A Prayer for the Feast Day of the First Book of Common Prayer

Almighty and everliving God, whose servant Thomas Cranmer, with others, did restore the language of the people in the prayers of thy Church: Make us always thankful for this heritage; and help us so to pray in the Spirit and with the understanding, that we may worthily magnify thy holy Name; through Jesus Christ our Lord, who liveth and reigneth with thee and the Holy Spirit, one God, for ever and ever.

Posted in * Anglican - Episcopal, * Christian Life / Church Life, Anglican Provinces, Church History, Church of England (CoE), Liturgy, Music, Worship, Spirituality/Prayer

A Prayer to Begin the Day

Almighty and most merciful God, who hast given thy Son to die for our sins and to obtain eternal redemption for us through his own blood: Let the merit of his spotless sacrifice, we beseech thee, purge our consciences from dead works to serve thee, the living God, that we may receive the promise of eternal inheritance in Christ Jesus our Lord; to whom with thee and the Holy Ghost be honour and glory, world without end.

–German Reformed Church

Posted in * Christian Life / Church Life, Spirituality/Prayer

From the Morning Scripture Readings

O LORD, I love the habitation of thy house, and the place where thy glory dwells.

–Psalm 26:8

Posted in Theology, Theology: Scripture

O CAPTAIN! my Captain!

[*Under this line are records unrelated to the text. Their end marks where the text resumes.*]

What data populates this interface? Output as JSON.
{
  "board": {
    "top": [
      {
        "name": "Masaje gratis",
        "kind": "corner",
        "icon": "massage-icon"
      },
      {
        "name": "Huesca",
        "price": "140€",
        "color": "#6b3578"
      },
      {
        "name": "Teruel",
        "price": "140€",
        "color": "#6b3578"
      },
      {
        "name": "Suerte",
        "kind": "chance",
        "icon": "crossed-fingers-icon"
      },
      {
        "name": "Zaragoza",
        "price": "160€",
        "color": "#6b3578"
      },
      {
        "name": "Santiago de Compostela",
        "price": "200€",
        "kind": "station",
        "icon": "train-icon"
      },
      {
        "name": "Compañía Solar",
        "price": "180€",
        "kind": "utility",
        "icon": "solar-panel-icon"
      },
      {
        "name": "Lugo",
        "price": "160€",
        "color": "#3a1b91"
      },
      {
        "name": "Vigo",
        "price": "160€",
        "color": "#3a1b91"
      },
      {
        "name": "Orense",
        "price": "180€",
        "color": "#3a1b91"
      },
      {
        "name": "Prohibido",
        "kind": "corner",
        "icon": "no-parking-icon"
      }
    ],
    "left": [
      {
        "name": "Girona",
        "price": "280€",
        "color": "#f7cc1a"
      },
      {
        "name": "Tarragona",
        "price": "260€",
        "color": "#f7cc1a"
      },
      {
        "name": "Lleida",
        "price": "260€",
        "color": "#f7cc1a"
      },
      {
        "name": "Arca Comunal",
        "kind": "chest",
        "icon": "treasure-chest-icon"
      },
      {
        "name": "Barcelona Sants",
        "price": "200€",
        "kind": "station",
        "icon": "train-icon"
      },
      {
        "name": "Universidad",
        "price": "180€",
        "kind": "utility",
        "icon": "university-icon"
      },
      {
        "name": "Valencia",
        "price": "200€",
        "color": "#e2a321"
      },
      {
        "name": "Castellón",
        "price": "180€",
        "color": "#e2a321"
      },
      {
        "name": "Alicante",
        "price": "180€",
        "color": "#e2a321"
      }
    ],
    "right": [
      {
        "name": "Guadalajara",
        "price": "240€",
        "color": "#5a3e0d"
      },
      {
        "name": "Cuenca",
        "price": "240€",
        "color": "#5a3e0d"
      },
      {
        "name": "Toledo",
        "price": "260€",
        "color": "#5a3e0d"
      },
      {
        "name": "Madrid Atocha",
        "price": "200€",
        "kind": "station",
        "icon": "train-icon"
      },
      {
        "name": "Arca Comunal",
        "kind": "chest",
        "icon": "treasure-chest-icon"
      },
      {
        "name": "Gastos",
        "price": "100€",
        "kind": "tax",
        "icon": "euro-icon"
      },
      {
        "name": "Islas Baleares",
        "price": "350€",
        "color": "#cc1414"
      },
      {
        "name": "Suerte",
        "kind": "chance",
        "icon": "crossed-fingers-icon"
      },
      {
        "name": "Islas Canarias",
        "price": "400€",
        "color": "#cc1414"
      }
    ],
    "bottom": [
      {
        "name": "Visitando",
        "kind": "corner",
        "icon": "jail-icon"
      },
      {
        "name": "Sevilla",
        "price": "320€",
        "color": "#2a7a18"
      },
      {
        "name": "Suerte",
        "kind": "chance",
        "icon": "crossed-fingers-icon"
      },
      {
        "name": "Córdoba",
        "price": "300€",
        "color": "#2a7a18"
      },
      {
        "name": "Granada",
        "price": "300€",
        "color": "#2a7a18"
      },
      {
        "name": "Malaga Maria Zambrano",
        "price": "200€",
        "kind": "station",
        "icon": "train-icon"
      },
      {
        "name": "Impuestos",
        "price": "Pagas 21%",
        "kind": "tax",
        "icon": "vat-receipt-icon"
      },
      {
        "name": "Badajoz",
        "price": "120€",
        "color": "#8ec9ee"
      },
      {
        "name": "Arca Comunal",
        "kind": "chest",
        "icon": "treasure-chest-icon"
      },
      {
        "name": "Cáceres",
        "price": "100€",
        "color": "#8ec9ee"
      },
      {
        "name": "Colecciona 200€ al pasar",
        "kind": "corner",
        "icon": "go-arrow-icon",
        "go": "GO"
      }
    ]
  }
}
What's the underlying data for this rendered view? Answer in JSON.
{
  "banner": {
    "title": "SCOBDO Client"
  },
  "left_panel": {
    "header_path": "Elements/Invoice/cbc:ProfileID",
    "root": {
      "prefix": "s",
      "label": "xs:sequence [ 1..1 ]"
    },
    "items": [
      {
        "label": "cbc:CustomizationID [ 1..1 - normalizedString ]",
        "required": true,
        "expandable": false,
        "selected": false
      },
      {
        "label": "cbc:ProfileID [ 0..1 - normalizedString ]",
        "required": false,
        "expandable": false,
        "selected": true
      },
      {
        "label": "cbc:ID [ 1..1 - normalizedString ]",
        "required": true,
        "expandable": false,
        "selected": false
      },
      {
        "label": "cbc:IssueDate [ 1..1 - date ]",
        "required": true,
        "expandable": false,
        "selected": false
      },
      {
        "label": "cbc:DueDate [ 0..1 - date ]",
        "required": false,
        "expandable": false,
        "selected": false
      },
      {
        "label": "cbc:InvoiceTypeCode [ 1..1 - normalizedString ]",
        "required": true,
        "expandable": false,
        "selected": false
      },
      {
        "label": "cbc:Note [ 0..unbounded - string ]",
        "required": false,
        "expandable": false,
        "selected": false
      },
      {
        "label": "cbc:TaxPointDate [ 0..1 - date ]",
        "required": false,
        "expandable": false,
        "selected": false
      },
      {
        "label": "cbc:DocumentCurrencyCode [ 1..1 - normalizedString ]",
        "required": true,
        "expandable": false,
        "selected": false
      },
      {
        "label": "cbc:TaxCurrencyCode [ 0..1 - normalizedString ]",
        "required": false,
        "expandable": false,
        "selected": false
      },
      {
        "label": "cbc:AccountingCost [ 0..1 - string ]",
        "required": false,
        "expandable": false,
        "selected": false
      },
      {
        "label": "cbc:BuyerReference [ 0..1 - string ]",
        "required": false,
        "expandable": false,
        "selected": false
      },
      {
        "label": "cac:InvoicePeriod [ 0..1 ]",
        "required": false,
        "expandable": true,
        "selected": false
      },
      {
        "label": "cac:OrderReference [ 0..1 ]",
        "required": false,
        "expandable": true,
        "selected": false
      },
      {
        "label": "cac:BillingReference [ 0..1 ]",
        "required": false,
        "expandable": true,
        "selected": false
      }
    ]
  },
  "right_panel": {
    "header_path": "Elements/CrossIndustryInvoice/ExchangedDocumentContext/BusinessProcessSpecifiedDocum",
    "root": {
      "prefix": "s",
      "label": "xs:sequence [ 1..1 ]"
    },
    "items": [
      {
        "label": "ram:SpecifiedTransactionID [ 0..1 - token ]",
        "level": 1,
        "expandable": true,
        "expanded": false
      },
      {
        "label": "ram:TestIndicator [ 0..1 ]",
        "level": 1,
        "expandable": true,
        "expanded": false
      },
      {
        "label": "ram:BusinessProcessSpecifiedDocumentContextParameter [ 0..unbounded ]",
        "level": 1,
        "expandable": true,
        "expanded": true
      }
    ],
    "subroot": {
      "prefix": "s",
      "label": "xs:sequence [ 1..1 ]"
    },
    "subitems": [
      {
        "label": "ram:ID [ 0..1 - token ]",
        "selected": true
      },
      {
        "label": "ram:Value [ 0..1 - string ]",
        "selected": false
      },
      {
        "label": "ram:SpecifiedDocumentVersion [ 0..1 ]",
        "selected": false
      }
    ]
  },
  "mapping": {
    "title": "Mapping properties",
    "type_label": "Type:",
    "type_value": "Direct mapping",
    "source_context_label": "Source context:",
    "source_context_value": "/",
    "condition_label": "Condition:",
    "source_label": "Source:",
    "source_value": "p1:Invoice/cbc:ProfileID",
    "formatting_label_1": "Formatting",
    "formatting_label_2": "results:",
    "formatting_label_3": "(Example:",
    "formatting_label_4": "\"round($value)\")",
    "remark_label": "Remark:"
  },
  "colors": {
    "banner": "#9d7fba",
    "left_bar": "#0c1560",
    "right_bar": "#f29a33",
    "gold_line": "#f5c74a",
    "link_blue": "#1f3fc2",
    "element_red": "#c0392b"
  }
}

O CAPTAIN! my Captain! our fearful trip is done;
The ship has weather’d every rack, the prize we sought is won;
The port is near, the bells I hear, the people all exulting,
While follow eyes the steady keel, the vessel grim and daring:
But O heart! heart! heart!
O the bleeding drops of red,
Where on the deck my Captain lies,
Fallen cold and dead.
O Captain! my Captain! rise up and hear the bells;
Rise up””for you the flag is flung””for you the bugle trills;
For you bouquets and ribbon’d wreaths””for you the shores a-crowding;
For you they call, the swaying mass, their eager faces turning;
Here Captain! dear father!
This arm beneath your head;
It is some dream that on the deck,
You’ve fallen cold and dead.

My Captain does not answer, his lips are pale and still;
My father does not feel my arm, he has no pulse nor will;
The ship is anchor’d safe and sound, its voyage closed and done;
From fearful trip, the victor ship, comes in with object won;
Exult, O shores, and ring, O bells!
But I, with mournful tread,
Walk the deck my Captain lies,
Fallen cold and dead.

–Walt Whitman (1819”“1892)

Posted in * Christian Life / Church Life, * Culture-Watch, * Economics, Politics, Death / Burial / Funerals, Defense, National Security, Military, Parish Ministry, Poetry & Literature